You’re not feeling so great — whether you realize it or not — and you turn to social media to make you feel better. Only one problem there: it actually makes you feel worse…

The Facebook Illusion

We all know that Facebook doesn’t provide a very well-rounded picture of people’s lives. It’s more like the cherry-picked perfection version.

People with FOMO have ambivalent feelings toward Facebook. It brings them up when they post about their own carefully edited version of life awesomeness, and slams them back down when they feel they have to compete with other people's lifestyle awesomeness - especially when they're feeling a little down or anxious themselves.

The Problem Is Attention

Looking at social media for happiness is a bad idea. You won’t find it out there. Your happiness is determined by how you allocate your attention. What you attend to drives your behavior and it determines your happiness. 

Changing behavior and enhancing happiness is as much about withdrawing attention from the negative as it is about attending to the positive.

The fear of missing out (FOMO)
FOMO = the compulsive desire to experience something (or be somewhere) motivated by the fear of what you will potentially lose. And this idea of loss is usually imagined. FOMO is that i...
FOMO and the quality of our experiences
FOMO make us want to accumulate as many experiences as possible, but at the same time, it robs those experiences of any real meaning. That's because it causes people to make their decisions based not on the reality of the experience, but rather the imagined experience. 
Overcoming FOMO
The way to get out of feeling FOMO is to start killing those fantasies that you’re letting rule your decision making. And that means understanding there’s no such thing as a perfect night out or a perfect party. 
Slow down

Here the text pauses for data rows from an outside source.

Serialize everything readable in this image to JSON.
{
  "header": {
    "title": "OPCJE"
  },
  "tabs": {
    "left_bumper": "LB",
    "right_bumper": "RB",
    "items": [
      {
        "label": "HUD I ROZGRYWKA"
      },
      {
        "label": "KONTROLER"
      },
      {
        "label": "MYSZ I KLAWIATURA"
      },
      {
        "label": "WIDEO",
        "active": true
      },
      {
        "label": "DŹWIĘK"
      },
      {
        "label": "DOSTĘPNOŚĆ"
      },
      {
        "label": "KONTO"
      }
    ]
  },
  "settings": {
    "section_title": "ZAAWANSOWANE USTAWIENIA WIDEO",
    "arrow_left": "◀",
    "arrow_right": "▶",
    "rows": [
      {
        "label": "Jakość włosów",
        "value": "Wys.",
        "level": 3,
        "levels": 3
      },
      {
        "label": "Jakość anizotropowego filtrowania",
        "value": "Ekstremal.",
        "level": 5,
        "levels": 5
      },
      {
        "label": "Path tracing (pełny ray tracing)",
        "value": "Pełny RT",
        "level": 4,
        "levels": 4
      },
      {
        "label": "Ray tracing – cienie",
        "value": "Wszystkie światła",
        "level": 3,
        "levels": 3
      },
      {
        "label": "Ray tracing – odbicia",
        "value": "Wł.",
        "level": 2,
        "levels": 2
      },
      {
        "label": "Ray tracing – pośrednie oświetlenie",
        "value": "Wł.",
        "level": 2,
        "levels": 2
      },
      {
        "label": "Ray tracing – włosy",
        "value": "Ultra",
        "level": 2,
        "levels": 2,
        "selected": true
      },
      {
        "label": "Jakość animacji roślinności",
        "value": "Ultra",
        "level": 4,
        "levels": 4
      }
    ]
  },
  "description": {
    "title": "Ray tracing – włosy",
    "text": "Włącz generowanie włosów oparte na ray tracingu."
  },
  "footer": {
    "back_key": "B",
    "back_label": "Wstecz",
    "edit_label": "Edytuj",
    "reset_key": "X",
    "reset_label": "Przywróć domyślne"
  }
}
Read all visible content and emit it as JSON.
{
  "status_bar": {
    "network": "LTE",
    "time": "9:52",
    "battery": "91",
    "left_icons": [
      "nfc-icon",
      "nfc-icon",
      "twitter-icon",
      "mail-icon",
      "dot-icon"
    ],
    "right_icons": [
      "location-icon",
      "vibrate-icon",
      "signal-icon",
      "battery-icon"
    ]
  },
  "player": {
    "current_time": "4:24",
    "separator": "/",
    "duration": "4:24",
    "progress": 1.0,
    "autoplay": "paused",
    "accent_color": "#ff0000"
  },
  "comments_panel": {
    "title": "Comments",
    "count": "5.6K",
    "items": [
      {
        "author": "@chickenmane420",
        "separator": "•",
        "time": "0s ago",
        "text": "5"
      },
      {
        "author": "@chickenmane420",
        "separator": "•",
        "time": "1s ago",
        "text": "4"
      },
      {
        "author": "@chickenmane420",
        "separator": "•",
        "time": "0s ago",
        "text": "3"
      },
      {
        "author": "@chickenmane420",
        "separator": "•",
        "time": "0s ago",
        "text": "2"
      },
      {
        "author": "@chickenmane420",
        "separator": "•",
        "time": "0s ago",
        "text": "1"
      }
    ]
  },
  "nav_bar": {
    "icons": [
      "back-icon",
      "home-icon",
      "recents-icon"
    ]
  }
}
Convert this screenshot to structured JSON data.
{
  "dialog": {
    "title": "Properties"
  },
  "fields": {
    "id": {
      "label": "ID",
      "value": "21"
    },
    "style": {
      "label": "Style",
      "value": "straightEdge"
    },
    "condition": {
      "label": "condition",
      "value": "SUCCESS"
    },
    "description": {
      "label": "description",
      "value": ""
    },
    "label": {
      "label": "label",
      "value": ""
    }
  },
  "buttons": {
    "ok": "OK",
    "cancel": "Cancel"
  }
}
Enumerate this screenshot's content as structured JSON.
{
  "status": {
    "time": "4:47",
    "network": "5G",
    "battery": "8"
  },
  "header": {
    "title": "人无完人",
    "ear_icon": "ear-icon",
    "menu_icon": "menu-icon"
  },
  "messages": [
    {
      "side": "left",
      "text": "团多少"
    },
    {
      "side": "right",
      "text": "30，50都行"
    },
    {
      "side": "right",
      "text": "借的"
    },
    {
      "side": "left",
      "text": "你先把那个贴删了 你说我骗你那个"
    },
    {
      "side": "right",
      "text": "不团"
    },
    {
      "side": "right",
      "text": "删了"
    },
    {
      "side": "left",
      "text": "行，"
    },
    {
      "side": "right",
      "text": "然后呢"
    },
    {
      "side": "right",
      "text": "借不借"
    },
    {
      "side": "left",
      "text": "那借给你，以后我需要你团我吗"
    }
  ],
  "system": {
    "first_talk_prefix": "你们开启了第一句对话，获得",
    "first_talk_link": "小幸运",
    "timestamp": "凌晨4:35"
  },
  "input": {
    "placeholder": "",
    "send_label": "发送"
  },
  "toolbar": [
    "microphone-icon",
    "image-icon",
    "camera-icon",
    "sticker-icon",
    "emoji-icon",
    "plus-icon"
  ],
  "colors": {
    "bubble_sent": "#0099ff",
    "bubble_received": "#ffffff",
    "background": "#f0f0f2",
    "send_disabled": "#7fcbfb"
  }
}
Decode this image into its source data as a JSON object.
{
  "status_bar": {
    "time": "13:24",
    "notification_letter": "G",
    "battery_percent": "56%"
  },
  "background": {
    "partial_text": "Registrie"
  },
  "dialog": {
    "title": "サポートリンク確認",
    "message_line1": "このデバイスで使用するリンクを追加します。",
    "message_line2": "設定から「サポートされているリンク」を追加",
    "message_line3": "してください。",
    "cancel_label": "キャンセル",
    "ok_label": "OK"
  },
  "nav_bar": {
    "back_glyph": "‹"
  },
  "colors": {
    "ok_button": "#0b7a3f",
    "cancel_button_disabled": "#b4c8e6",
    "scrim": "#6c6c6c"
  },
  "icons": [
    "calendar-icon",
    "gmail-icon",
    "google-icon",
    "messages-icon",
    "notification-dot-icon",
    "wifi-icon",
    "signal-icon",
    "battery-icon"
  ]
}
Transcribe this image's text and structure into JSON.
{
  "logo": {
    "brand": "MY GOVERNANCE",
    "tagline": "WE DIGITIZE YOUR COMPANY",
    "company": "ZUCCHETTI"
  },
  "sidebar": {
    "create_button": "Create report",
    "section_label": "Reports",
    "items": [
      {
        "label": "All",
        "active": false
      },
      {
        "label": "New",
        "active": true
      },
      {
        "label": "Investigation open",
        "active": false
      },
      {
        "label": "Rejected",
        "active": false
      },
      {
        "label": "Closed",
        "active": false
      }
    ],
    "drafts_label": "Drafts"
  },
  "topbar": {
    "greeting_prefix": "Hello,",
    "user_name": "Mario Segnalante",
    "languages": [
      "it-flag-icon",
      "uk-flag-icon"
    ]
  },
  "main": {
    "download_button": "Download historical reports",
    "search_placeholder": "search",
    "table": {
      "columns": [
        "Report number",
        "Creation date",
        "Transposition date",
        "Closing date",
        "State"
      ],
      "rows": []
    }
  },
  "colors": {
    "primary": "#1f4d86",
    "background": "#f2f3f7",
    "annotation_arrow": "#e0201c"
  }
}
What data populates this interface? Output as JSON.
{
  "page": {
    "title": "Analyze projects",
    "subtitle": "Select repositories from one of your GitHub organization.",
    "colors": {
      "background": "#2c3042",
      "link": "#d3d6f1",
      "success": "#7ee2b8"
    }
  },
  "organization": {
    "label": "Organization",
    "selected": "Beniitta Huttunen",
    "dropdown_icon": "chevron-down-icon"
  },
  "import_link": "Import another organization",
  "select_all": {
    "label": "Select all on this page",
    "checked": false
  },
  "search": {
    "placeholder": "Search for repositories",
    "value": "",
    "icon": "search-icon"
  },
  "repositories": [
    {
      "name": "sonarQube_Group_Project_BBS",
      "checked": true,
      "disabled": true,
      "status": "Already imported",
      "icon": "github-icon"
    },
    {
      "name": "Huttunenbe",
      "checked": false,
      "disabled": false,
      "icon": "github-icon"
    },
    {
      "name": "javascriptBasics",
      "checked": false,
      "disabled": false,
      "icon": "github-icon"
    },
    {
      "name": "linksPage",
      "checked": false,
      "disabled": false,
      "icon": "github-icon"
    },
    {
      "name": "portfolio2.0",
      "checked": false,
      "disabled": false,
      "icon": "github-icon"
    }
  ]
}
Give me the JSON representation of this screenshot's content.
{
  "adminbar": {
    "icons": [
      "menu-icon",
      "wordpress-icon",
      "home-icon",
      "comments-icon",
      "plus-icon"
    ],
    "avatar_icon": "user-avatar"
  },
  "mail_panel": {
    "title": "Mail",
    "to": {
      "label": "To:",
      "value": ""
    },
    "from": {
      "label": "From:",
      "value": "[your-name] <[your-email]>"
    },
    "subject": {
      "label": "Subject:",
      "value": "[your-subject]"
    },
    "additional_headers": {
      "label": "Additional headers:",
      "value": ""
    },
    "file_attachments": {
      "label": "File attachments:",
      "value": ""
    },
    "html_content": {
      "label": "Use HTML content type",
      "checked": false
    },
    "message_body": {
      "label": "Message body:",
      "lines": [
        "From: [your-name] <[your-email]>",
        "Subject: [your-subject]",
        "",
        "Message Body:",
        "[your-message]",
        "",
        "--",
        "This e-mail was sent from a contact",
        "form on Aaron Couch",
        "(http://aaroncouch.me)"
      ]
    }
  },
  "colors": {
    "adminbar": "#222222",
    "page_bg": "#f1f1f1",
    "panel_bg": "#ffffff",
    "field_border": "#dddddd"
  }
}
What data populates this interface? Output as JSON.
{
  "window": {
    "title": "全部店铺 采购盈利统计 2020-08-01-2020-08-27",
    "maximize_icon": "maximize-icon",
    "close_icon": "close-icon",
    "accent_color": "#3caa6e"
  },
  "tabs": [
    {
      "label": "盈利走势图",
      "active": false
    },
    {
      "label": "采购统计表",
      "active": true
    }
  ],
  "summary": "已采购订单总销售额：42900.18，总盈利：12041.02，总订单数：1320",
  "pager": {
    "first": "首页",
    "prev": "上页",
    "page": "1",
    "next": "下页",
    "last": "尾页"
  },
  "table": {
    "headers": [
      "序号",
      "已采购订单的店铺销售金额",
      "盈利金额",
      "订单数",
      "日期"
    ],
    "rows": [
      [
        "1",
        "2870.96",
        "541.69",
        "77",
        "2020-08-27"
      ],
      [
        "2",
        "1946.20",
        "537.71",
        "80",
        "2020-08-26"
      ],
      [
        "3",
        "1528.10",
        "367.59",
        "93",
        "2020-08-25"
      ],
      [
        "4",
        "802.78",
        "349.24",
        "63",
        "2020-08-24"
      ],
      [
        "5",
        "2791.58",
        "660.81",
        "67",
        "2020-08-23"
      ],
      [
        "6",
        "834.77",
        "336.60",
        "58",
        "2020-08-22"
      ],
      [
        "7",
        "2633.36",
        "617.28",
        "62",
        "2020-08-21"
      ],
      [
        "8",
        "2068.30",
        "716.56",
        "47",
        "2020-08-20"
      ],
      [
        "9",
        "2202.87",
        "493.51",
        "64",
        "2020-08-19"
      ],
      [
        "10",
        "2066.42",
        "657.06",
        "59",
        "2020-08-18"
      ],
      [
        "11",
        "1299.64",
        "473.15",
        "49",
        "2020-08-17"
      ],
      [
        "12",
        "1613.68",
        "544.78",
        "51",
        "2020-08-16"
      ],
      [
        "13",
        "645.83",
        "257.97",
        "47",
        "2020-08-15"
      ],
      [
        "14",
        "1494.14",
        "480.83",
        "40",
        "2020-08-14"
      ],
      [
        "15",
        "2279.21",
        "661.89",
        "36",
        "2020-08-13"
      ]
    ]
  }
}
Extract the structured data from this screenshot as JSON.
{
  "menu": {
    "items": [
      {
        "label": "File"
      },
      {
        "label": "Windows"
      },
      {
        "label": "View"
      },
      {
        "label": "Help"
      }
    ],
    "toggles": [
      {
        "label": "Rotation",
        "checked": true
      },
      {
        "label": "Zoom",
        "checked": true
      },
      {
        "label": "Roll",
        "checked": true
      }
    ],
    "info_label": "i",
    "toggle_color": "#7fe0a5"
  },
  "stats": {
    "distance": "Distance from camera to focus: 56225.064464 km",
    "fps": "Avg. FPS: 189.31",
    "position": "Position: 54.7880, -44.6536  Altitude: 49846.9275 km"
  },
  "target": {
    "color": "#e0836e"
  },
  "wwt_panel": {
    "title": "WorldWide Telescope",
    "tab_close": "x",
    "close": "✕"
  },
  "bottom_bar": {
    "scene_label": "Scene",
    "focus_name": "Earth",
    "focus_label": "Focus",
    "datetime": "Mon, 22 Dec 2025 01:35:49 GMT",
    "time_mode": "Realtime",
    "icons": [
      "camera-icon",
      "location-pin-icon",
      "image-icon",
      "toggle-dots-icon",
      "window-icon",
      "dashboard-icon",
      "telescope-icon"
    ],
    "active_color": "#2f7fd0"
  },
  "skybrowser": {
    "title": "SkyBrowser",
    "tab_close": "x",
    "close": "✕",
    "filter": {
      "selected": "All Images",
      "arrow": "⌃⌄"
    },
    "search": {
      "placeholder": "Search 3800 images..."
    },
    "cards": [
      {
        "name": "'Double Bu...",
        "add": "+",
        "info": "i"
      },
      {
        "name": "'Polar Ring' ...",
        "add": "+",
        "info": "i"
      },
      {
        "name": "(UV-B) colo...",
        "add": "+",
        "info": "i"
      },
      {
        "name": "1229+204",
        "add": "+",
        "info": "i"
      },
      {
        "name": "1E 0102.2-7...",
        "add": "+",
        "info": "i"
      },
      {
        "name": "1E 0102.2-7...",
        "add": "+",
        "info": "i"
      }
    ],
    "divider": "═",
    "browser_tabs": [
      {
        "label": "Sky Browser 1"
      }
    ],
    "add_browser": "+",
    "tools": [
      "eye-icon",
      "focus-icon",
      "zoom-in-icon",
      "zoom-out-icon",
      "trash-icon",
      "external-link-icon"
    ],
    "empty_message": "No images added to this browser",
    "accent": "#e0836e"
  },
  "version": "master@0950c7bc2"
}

Practice taking your time when eating, driving, talking, or engaging in the tasks of everyday living. 

Practice discernment
... in regard to distinguishing what is truly important and necessary from what is merely desirable.

Focus on the kinds of things that enhance the quality not the quantity of your experiences.


Go for the experience, not the symbol

There are always going to be people we admire and perhaps envy. It’s “the grass is greener on the other side” syndrome.

Focusing on the experience—a feeling of accomplishment, adventure, connection, fun, self-respect, freedom—that underlies the object or symbol—wealth, marriage, a sports car, a luxurious home—helps us distinguish what is truly fulfilling from that which can only provide a temporary feeling of pleasure.